**** SUPPLIED DATA

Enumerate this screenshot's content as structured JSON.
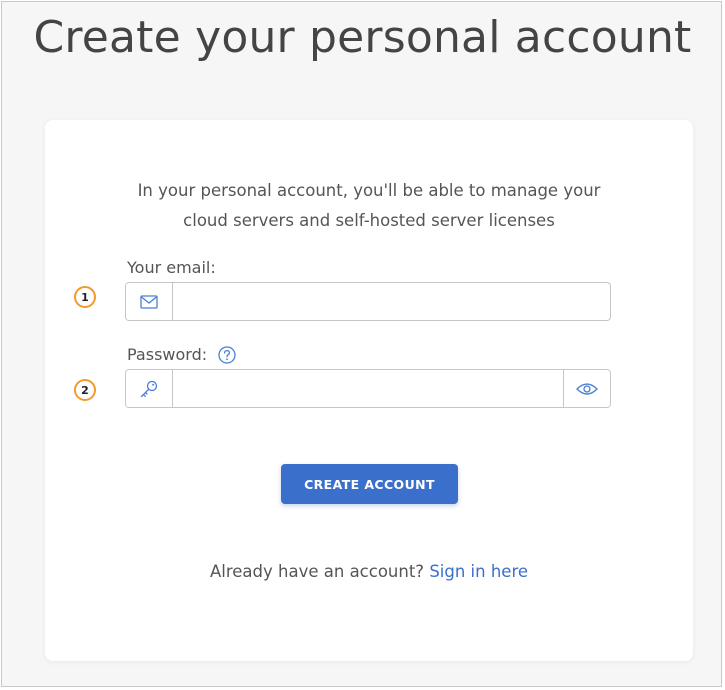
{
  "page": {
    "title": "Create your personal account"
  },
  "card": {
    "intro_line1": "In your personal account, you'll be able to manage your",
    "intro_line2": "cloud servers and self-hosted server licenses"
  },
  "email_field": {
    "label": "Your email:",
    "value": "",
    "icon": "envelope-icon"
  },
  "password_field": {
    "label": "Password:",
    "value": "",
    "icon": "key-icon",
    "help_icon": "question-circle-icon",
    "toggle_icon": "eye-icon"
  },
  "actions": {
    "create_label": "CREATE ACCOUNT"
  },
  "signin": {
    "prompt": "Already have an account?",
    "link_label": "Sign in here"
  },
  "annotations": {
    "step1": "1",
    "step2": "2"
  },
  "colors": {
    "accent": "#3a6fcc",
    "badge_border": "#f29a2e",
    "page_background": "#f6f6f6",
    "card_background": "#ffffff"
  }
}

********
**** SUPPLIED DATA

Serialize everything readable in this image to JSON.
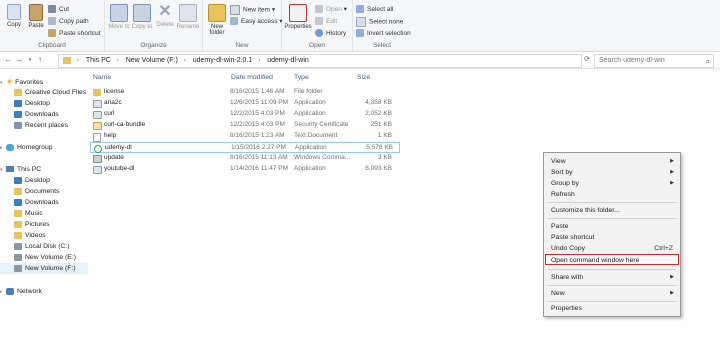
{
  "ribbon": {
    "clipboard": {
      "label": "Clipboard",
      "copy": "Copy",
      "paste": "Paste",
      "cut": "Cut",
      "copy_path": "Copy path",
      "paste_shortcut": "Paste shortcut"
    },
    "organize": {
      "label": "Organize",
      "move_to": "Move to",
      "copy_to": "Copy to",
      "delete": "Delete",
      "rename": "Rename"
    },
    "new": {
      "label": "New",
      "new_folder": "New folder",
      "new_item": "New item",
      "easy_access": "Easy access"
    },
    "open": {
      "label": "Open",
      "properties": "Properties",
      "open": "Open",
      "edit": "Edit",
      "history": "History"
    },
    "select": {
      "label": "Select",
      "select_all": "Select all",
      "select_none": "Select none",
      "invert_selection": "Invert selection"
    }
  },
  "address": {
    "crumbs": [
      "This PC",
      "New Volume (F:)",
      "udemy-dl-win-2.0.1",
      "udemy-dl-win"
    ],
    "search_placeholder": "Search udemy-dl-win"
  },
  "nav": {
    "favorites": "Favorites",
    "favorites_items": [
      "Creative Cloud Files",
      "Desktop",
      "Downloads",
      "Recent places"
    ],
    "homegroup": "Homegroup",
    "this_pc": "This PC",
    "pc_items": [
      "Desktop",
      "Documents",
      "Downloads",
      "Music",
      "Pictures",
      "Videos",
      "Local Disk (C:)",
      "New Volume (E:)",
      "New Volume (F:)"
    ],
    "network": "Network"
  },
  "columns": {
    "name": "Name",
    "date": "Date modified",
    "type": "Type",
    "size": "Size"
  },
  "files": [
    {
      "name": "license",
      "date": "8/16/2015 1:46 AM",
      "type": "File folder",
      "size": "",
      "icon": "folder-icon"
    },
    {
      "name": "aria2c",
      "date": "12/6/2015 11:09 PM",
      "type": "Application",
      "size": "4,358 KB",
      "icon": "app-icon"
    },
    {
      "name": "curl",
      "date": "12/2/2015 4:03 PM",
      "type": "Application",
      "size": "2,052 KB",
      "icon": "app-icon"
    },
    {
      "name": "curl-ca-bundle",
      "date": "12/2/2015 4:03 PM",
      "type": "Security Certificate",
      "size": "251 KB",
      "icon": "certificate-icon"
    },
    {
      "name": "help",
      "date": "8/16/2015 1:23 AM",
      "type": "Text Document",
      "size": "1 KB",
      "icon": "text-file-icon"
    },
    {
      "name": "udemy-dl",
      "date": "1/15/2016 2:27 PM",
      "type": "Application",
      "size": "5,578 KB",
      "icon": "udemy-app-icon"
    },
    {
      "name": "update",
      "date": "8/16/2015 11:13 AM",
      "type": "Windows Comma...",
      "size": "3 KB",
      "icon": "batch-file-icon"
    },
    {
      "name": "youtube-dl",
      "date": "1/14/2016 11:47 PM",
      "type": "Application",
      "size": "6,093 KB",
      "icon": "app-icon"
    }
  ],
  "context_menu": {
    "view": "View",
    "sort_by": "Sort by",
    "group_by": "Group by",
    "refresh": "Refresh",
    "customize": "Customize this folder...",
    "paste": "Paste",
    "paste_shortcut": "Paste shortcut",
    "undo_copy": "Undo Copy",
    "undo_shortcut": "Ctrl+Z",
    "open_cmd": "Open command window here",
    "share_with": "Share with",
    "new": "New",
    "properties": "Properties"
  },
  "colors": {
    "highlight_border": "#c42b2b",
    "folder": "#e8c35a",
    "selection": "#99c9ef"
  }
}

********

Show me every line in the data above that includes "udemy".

- _SOLVED EXERCISE_
      "udemy-dl-win-2.0.1",
      "udemy-dl-win"
    "search_placeholder": "Search udemy-dl-win"
      "name": "udemy-dl",
      "icon": "udemy-app-icon"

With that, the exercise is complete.